Exhaustion Theory.—For a time Pasteur supported the view that during an attack of an infectious disease the pathogenic micro-organism, in its multiplication in the body of a susceptible animal, exhausts the supply of some substance necessary for its development, that this substance is not subsequently reproduced, and that consequently the same pathogenic germ can not again multiply in the body of the protected animal.

In discussing this theory, in a paper published in the American Journal of the Medical Sciences (April, 1881), the writer says:

Let us see where this hypothesis leads us. In the first place, we must have a material of small-pox, and a material of measles, and a material of scarlet fever, etc. Then we must admit that each of these different materials has been formed in the system and stored up for these emergencies—attacks of the diseases in question—for we can scarcely conceive that they were all packed away in the germ-cell of the mother and the sperm-cell of the father of each susceptible individual. If, then, these peculiar materials have been formed and stored up during the development of the individual, how are we to account for the fact that no new production takes place after an attack of any one of the diseases in question?

Again, how shall we account for the fact that the amount of material which would nourish the small-pox germ, to the extent of producing a case of confluent small-pox, may be exhausted by the action of the attenuated virus (germ) introduced by vaccination? Pasteur's comparison of a fowl protected by inoculation with the microbe of fowl cholera, with a culture fluid in which the growth of a particular organism has exhausted the pabulum necessary for the development of additional organisms of the same kind, does not seem to me to be a just one, as in the latter case we have a limited supply of nutriment, while in the former we have new supplies constantly provided of the material—food—from which the whole body, including the hypothetical substance essential to the development of the disease-germ, was built up prior to the attack. Besides this, we have a constant provision for the elimination of effete and useless products.

This hypothesis, then, requires the formation in the human body, and the retention up to a certain time, of a variety of materials which, so far as we can see, serve no purpose except to nourish the germs of various specific diseases, and which, having served this purpose, are not again formed in the same system, subjected to similar external conditions, and supplied with the same kind of nutriment.

It is unnecessary to discuss this hypothesis any further, inasmuch as it is no longer sustained by Pasteur or his pupils, and is evidently untenable.

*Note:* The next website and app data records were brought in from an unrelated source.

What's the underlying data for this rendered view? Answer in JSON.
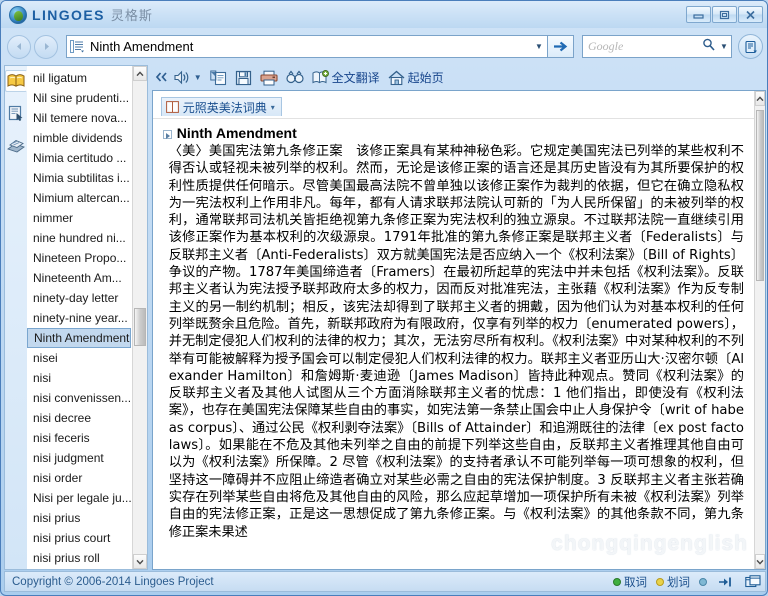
{
  "window": {
    "brand": "LINGOES",
    "brand_cn": "灵格斯",
    "logo_icon": "lingoes-parrot-icon",
    "buttons": {
      "minimize": "minimize-icon",
      "maximize": "maximize-icon",
      "close": "close-icon"
    }
  },
  "addressbar": {
    "back_icon": "back-arrow-icon",
    "forward_icon": "forward-arrow-icon",
    "list_icon": "word-list-icon",
    "value": "Ninth Amendment",
    "dropdown_icon": "chevron-down-icon",
    "go_icon": "go-arrow-icon",
    "search_placeholder": "Google",
    "search_icon": "magnifier-icon",
    "search_dropdown_icon": "chevron-down-icon",
    "extras_icon": "appbar-menu-icon"
  },
  "sidebar": {
    "icons": [
      {
        "name": "dictionary-icon",
        "active": true
      },
      {
        "name": "capture-icon",
        "active": false
      },
      {
        "name": "appendix-icon",
        "active": false
      }
    ],
    "words": [
      "nil ligatum",
      "Nil sine prudenti...",
      "Nil temere nova...",
      "nimble dividends",
      "Nimia certitudo ...",
      "Nimia subtilitas i...",
      "Nimium altercan...",
      "nimmer",
      "nine hundred ni...",
      "Nineteen Propo...",
      "Nineteenth Am...",
      "ninety-day letter",
      "ninety-nine year...",
      "Ninth Amendment",
      "nisei",
      "nisi",
      "nisi convenissen...",
      "nisi decree",
      "nisi feceris",
      "nisi judgment",
      "nisi order",
      "Nisi per legale ju...",
      "nisi prius",
      "nisi prius court",
      "nisi prius roll"
    ],
    "selected_word": "Ninth Amendment",
    "scroll_up_icon": "chevron-up-icon",
    "scroll_down_icon": "chevron-down-icon"
  },
  "toolbar": {
    "items": [
      {
        "name": "collapse-left-icon",
        "label": "«",
        "type": "chevron"
      },
      {
        "name": "speaker-icon",
        "label": "",
        "type": "icon-dropdown"
      },
      {
        "name": "copy-icon",
        "label": "",
        "type": "icon"
      },
      {
        "name": "save-icon",
        "label": "",
        "type": "icon"
      },
      {
        "name": "print-icon",
        "label": "",
        "type": "icon"
      },
      {
        "name": "find-icon",
        "label": "",
        "type": "icon"
      },
      {
        "name": "full-text-translate-icon",
        "label": "全文翻译",
        "type": "icon-text"
      },
      {
        "name": "home-page-icon",
        "label": "起始页",
        "type": "icon-text"
      }
    ]
  },
  "content": {
    "dictionary_tab": {
      "icon": "book-icon",
      "label": "元照英美法词典",
      "caret": "▾"
    },
    "entry_title": "Ninth Amendment",
    "entry_body": "〈美〉美国宪法第九条修正案　该修正案具有某种神秘色彩。它规定美国宪法已列举的某些权利不得否认或轻视未被列举的权利。然而，无论是该修正案的语言还是其历史皆没有为其所要保护的权利性质提供任何暗示。尽管美国最高法院不曾单独以该修正案作为裁判的依据，但它在确立隐私权为一宪法权利上作用非凡。每年，都有人请求联邦法院认可新的「为人民所保留」的未被列举的权利，通常联邦司法机关皆拒绝视第九条修正案为宪法权利的独立源泉。不过联邦法院一直继续引用该修正案作为基本权利的次级源泉。1791年批准的第九条修正案是联邦主义者〔Federalists〕与反联邦主义者〔Anti-Federalists〕双方就美国宪法是否应纳入一个《权利法案》〔Bill of Rights〕争议的产物。1787年美国缔造者〔Framers〕在最初所起草的宪法中并未包括《权利法案》。反联邦主义者认为宪法授予联邦政府太多的权力，因而反对批准宪法，主张藉《权利法案》作为反专制主义的另一制约机制；相反，该宪法却得到了联邦主义者的拥戴，因为他们认为对基本权利的任何列举既赘余且危险。首先，新联邦政府为有限政府，仅享有列举的权力〔enumerated powers〕，并无制定侵犯人们权利的法律的权力；其次，无法穷尽所有权利。《权利法案》中对某种权利的不列举有可能被解释为授予国会可以制定侵犯人们权利法律的权力。联邦主义者亚历山大·汉密尔顿〔Alexander Hamilton〕和詹姆斯·麦迪逊〔James Madison〕皆持此种观点。赞同《权利法案》的反联邦主义者及其他人试图从三个方面消除联邦主义者的忧虑：1 他们指出，即使没有《权利法案》，也存在美国宪法保障某些自由的事实，如宪法第一条禁止国会中止人身保护令〔writ of habeas corpus〕、通过公民《权利剥夺法案》〔Bills of Attainder〕和追溯既往的法律〔ex post facto laws〕。如果能在不危及其他未列举之自由的前提下列举这些自由，反联邦主义者推理其他自由可以为《权利法案》所保障。2 尽管《权利法案》的支持者承认不可能列举每一项可想象的权利，但坚持这一障碍并不应阻止缔造者确立对某些必需之自由的宪法保护制度。3 反联邦主义者主张若确实存在列举某些自由将危及其他自由的风险，那么应起草增加一项保护所有未被《权利法案》列举自由的宪法修正案，正是这一思想促成了第九条修正案。与《权利法案》的其他条款不同，第九条修正案未果述",
    "watermark": "chongqingenglish",
    "scroll_up_icon": "chevron-up-icon",
    "scroll_down_icon": "chevron-down-icon"
  },
  "statusbar": {
    "copyright": "Copyright © 2006-2014 Lingoes Project",
    "items": [
      {
        "name": "capture-word-status",
        "label": "取词",
        "dot_color": "#3faf3f"
      },
      {
        "name": "highlight-word-status",
        "label": "划词",
        "dot_color": "#e8d24a"
      },
      {
        "name": "misc-status",
        "label": "",
        "dot_color": "#5fa7c8"
      }
    ],
    "icons": [
      {
        "name": "pin-icon"
      },
      {
        "name": "window-mode-icon"
      }
    ]
  }
}
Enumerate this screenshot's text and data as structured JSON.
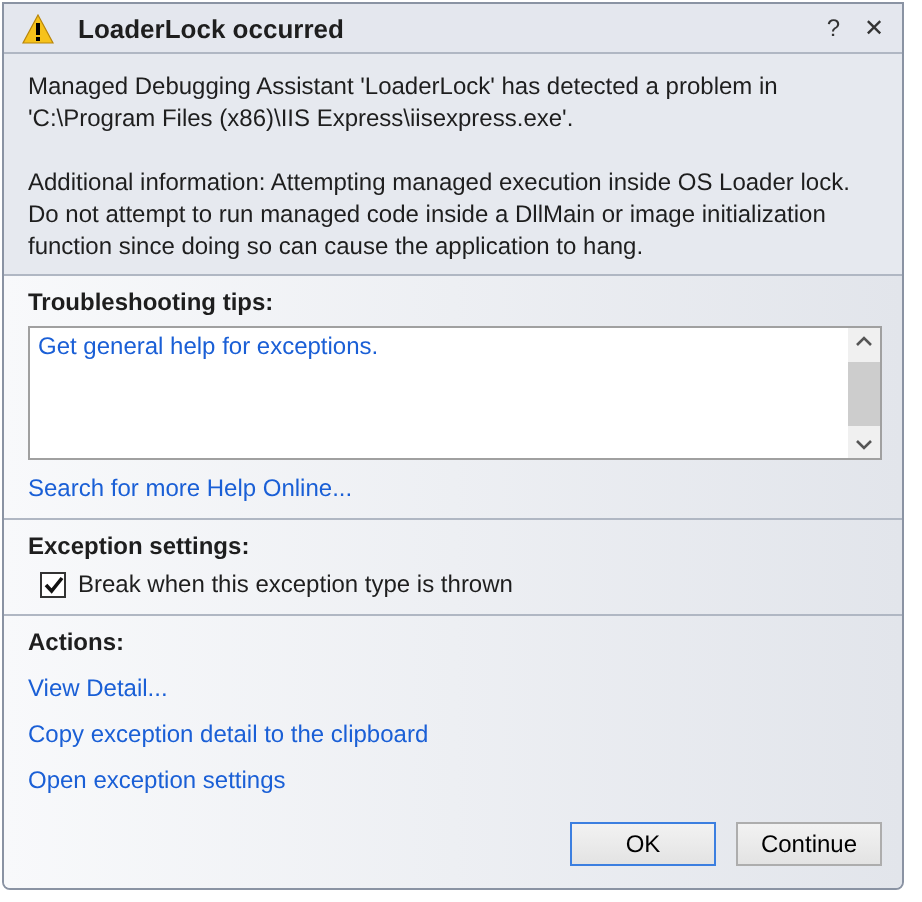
{
  "window": {
    "title": "LoaderLock occurred",
    "help": "?",
    "close": "✕"
  },
  "message": {
    "paragraphs": [
      "Managed Debugging Assistant 'LoaderLock' has detected a problem in 'C:\\Program Files (x86)\\IIS Express\\iisexpress.exe'.",
      "Additional information: Attempting managed execution inside OS Loader lock. Do not attempt to run managed code inside a DllMain or image initialization function since doing so can cause the application to hang."
    ]
  },
  "troubleshooting": {
    "heading": "Troubleshooting tips:",
    "tips": [
      "Get general help for exceptions."
    ],
    "search_link": "Search for more Help Online..."
  },
  "exception_settings": {
    "heading": "Exception settings:",
    "checkbox": {
      "label": "Break when this exception type is thrown",
      "checked": true
    }
  },
  "actions": {
    "heading": "Actions:",
    "links": [
      "View Detail...",
      "Copy exception detail to the clipboard",
      "Open exception settings"
    ]
  },
  "buttons": [
    {
      "label": "OK",
      "default": true
    },
    {
      "label": "Continue",
      "default": false
    }
  ]
}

The Retention Theory, proposed by Chauveau (1880), is subject to similar objections. According to this view, certain products formed during the development of a pathogenic micro-or-